They even have a fundamental mage editor where you can crop the image – Activecampaign Conversations. MailChimp’s editor is the best I’ve seen in all of the e-mail marketing platforms I’ve tried. You have access to the underlying code, so you can create a genuinely plain e-mail, offered you make a fundamental template initially.
MailChimp’s built-in image editor is exceptionally effective. You can resize, crop, and include customized text to your images. I miss MailChimp’s email-editing experience (Activecampaign Conversations). It would conserve me a little time to have that same experience on ActiveCampaign. However the highly-customizable automations I can build on ActiveCampaign more than make up for that potential time savings.
ConvertKit’s email modifying experience is really plain, but easy to navigate. Their design templates are limited, which is fine with me, but their email modifying experience is slightly simpler because you can produce inline images, and you can produce an absolutely plain e-mail, and even edit the underlying HTML. If you wish to make some quick edits to some emails in an automation, with ActiveCampaign, it’s cumbersome.
I’ll click on an email, and it takes me to the editor for that e-mail. Keep in mind that I can’t even Command + Click to open it in another tab. Whether they implied to or not, ActiveCampaign has handicapped Command + Click from the automation editor. If I desired to switch backward and forward in between numerous emails, I would intuitively be inclined open the same automation in various tabs, then open the particular e-mails from each of those tabs.
In the Automations area, there’s a “Manage Messages” location. From here, you can see all of the messages in each of your automations. You can edit each one, or you can Command + Click to open each in a brand-new tab to more quickly edit your whole sequence. Activecampaign Conversations. Contrast that with ConvertKit’s Series.
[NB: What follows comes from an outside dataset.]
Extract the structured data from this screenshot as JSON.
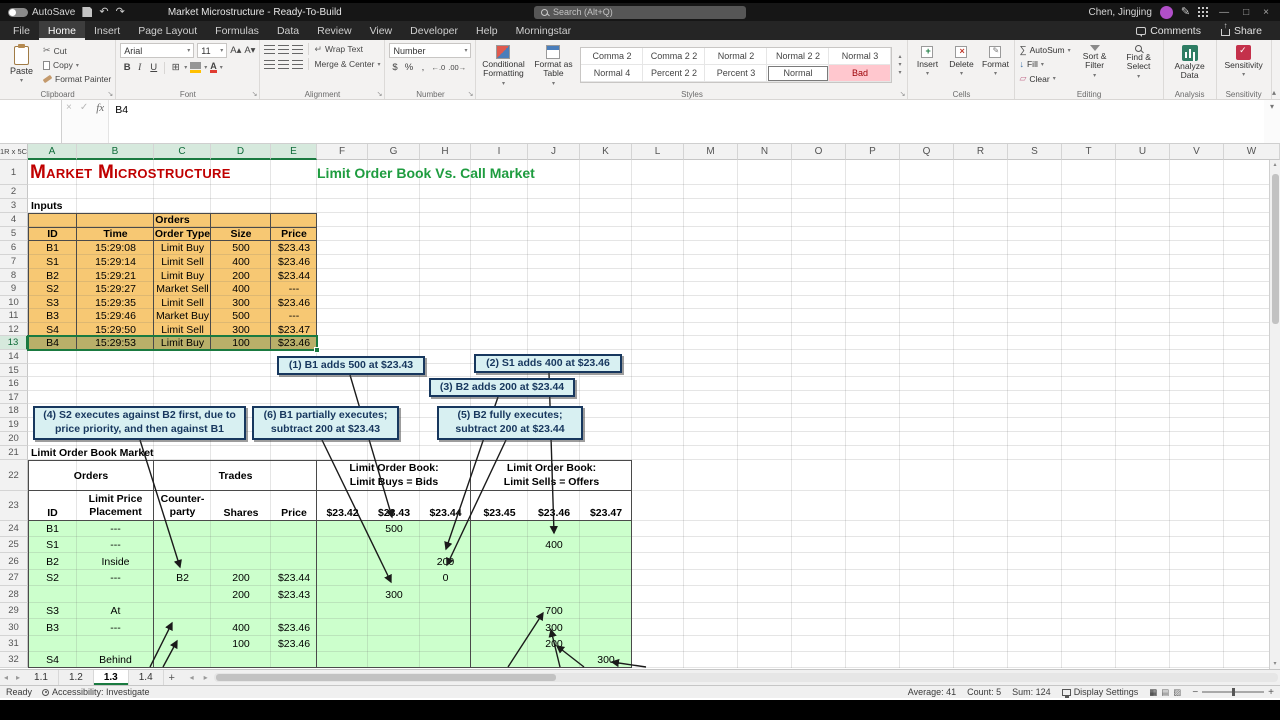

Again, it would save me a lot of time to have ConvertKit’s automation e-mail modifying experience on ActiveCampaign – Activecampaign Conversations. However selecting an e-mail marketing platform resembles selecting a spouse. ActiveCampaign makes up for it with their Message Variables, more robust automations, and advanced segmentation. Speaking of segmentation, another reason I changed from MailChimp to ActiveCampaign was that MailChimp has actually restricted segmentation alternatives.
You can integrate attributes with an AND/OR operator, and you can mix and match those groups of characteristics with another AND/OR operator. With MailChimp, you can just section by AND/OR, however MailChimp’s Pro plan enables more advanced segmenting, for an additional $199 a month. In my search for the ideal e-mail marketing platform, I saw many others, some of which I have actually already pointed out.
ConvertKit. If I weren’t on ActiveCampaign, I would most likely be utilizing ConvertKit. Their automations are much easier to build, though they aren’t as versatile as ActiveCampaign’s, and their divisions choices aren’t as sophisticated either. They also do not have objective tracking, or Message Variables. MailChimp. You currently understand that I changed from MailChimp to ActiveCampaign.